Work instruction ▸
Leave the images out and repeat the data exactly as given.

====== Dataset extract

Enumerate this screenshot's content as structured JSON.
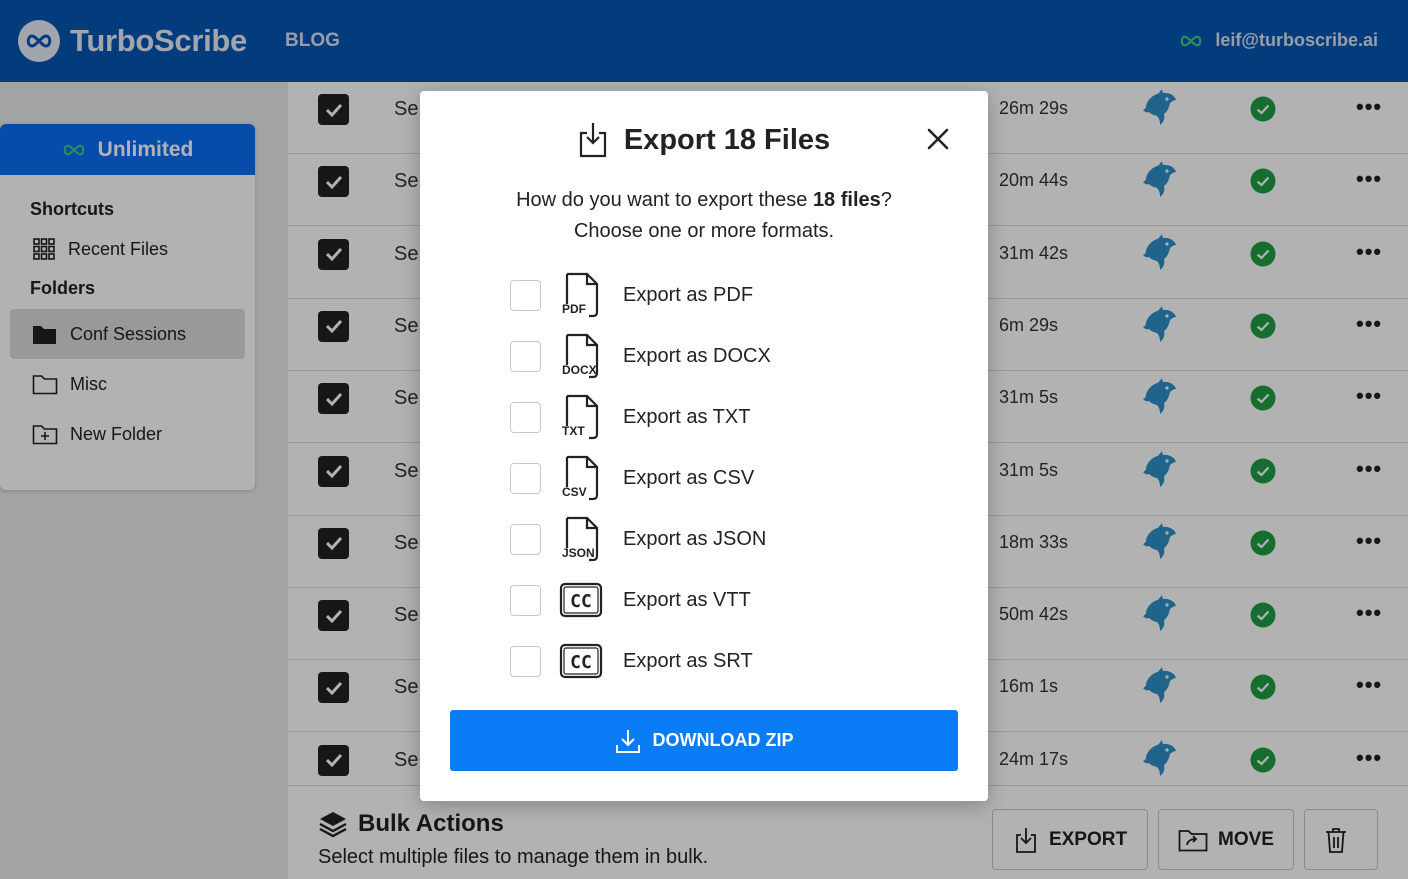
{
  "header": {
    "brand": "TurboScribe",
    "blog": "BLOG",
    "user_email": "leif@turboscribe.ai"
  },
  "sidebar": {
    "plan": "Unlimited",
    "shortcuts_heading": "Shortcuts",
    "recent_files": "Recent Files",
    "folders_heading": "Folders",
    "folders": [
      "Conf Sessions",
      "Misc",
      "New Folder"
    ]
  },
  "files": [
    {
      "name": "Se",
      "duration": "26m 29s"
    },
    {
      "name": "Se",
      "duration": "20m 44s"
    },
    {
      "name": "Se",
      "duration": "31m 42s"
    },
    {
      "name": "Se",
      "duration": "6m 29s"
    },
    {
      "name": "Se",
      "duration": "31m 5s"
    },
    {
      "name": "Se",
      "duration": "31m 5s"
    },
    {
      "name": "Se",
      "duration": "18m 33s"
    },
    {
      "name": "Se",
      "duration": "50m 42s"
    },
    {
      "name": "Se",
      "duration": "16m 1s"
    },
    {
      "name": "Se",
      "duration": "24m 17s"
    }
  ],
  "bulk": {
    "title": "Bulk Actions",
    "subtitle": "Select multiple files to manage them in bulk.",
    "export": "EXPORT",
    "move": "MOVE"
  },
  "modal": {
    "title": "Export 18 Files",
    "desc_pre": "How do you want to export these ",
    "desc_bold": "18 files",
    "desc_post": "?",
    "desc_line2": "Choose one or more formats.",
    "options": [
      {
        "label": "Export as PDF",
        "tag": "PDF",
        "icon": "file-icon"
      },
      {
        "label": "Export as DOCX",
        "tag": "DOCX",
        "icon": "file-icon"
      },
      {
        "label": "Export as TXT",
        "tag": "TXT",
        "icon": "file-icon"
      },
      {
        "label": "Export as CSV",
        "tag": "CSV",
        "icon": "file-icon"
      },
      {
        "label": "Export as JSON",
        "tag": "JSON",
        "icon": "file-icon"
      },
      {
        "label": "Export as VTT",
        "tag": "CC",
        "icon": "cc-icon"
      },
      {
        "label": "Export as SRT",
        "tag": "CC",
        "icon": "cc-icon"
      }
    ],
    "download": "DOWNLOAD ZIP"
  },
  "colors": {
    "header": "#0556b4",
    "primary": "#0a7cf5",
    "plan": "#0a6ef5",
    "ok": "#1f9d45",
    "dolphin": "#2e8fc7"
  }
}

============

Solution for this exercise ▸
Enumerate this screenshot's content as structured JSON.
{
  "header": {
    "brand": "TurboScribe",
    "blog": "BLOG",
    "user_email": "leif@turboscribe.ai"
  },
  "sidebar": {
    "plan": "Unlimited",
    "shortcuts_heading": "Shortcuts",
    "recent_files": "Recent Files",
    "folders_heading": "Folders",
    "folders": [
      "Conf Sessions",
      "Misc",
      "New Folder"
    ]
  },
  "files": [
    {
      "name": "Se",
      "duration": "26m 29s"
    },
    {
      "name": "Se",
      "duration": "20m 44s"
    },
    {
      "name": "Se",
      "duration": "31m 42s"
    },
    {
      "name": "Se",
      "duration": "6m 29s"
    },
    {
      "name": "Se",
      "duration": "31m 5s"
    },
    {
      "name": "Se",
      "duration": "31m 5s"
    },
    {
      "name": "Se",
      "duration": "18m 33s"
    },
    {
      "name": "Se",
      "duration": "50m 42s"
    },
    {
      "name": "Se",
      "duration": "16m 1s"
    },
    {
      "name": "Se",
      "duration": "24m 17s"
    }
  ],
  "bulk": {
    "title": "Bulk Actions",
    "subtitle": "Select multiple files to manage them in bulk.",
    "export": "EXPORT",
    "move": "MOVE"
  },
  "modal": {
    "title": "Export 18 Files",
    "desc_pre": "How do you want to export these ",
    "desc_bold": "18 files",
    "desc_post": "?",
    "desc_line2": "Choose one or more formats.",
    "options": [
      {
        "label": "Export as PDF",
        "tag": "PDF",
        "icon": "file-icon"
      },
      {
        "label": "Export as DOCX",
        "tag": "DOCX",
        "icon": "file-icon"
      },
      {
        "label": "Export as TXT",
        "tag": "TXT",
        "icon": "file-icon"
      },
      {
        "label": "Export as CSV",
        "tag": "CSV",
        "icon": "file-icon"
      },
      {
        "label": "Export as JSON",
        "tag": "JSON",
        "icon": "file-icon"
      },
      {
        "label": "Export as VTT",
        "tag": "CC",
        "icon": "cc-icon"
      },
      {
        "label": "Export as SRT",
        "tag": "CC",
        "icon": "cc-icon"
      }
    ],
    "download": "DOWNLOAD ZIP"
  },
  "colors": {
    "header": "#0556b4",
    "primary": "#0a7cf5",
    "plan": "#0a6ef5",
    "ok": "#1f9d45",
    "dolphin": "#2e8fc7"
  }
}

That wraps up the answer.